[Data records for software interfaces]
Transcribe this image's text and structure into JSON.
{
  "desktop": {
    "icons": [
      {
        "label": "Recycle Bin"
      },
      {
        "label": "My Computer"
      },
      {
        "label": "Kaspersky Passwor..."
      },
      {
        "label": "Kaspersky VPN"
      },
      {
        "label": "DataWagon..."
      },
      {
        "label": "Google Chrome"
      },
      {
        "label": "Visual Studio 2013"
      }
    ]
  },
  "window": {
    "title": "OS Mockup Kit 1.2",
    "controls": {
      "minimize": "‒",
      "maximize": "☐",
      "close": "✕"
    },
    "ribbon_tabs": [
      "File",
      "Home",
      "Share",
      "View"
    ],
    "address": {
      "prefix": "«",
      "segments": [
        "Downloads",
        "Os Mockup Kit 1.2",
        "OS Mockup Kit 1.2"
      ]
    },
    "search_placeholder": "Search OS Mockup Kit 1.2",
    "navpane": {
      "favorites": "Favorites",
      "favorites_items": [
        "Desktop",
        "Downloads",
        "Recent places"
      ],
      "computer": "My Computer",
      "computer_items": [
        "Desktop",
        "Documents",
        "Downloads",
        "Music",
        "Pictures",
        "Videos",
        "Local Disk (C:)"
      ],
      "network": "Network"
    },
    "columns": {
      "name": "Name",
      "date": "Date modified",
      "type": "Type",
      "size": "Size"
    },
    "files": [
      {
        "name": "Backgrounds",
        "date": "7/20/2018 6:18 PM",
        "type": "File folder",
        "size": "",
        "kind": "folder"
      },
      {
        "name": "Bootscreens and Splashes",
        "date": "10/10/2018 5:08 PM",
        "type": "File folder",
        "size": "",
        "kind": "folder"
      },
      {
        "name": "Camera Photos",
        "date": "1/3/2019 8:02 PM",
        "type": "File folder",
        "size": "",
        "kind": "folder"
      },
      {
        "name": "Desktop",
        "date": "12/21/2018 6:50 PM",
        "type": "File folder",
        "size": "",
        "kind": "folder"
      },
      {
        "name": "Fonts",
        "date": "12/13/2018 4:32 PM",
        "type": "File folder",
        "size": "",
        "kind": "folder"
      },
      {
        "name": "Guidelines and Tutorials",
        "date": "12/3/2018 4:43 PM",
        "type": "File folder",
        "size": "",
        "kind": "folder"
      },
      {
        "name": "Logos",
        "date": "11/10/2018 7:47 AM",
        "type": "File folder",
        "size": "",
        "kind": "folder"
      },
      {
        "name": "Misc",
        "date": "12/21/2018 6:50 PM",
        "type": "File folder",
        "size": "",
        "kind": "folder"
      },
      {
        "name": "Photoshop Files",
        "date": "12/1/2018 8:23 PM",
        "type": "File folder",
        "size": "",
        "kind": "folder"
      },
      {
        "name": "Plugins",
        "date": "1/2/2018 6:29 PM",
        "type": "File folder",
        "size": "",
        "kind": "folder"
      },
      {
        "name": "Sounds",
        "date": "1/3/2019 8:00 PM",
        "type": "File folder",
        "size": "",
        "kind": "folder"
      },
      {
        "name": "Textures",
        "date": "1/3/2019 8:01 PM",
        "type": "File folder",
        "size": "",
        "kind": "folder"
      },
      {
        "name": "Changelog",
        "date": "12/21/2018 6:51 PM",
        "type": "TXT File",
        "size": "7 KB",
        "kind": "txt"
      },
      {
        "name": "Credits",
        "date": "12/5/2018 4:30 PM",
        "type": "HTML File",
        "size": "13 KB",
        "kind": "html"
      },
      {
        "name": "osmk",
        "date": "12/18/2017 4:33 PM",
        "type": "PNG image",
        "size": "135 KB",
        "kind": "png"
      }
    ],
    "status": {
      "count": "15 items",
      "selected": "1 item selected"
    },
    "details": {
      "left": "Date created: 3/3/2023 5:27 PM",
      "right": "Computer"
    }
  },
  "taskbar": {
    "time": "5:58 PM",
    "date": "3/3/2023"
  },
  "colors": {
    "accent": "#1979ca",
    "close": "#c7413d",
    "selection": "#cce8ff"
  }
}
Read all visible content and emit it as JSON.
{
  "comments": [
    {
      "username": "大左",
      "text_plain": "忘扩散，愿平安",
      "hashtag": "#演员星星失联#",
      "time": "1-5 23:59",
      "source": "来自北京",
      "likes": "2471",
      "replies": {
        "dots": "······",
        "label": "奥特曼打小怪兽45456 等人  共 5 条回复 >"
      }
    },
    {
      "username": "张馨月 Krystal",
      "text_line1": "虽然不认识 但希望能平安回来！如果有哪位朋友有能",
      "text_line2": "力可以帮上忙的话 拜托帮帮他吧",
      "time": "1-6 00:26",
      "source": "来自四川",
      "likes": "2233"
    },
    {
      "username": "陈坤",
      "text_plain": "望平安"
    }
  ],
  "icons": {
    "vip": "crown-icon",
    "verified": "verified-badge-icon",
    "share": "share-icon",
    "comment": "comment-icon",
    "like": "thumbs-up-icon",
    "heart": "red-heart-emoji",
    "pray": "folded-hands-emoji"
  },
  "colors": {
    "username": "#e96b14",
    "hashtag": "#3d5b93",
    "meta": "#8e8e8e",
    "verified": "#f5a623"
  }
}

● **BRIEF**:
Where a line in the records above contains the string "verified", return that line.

● **EXPECTED ANSWER**:
    "verified": "verified-badge-icon",
    "verified": "#f5a623"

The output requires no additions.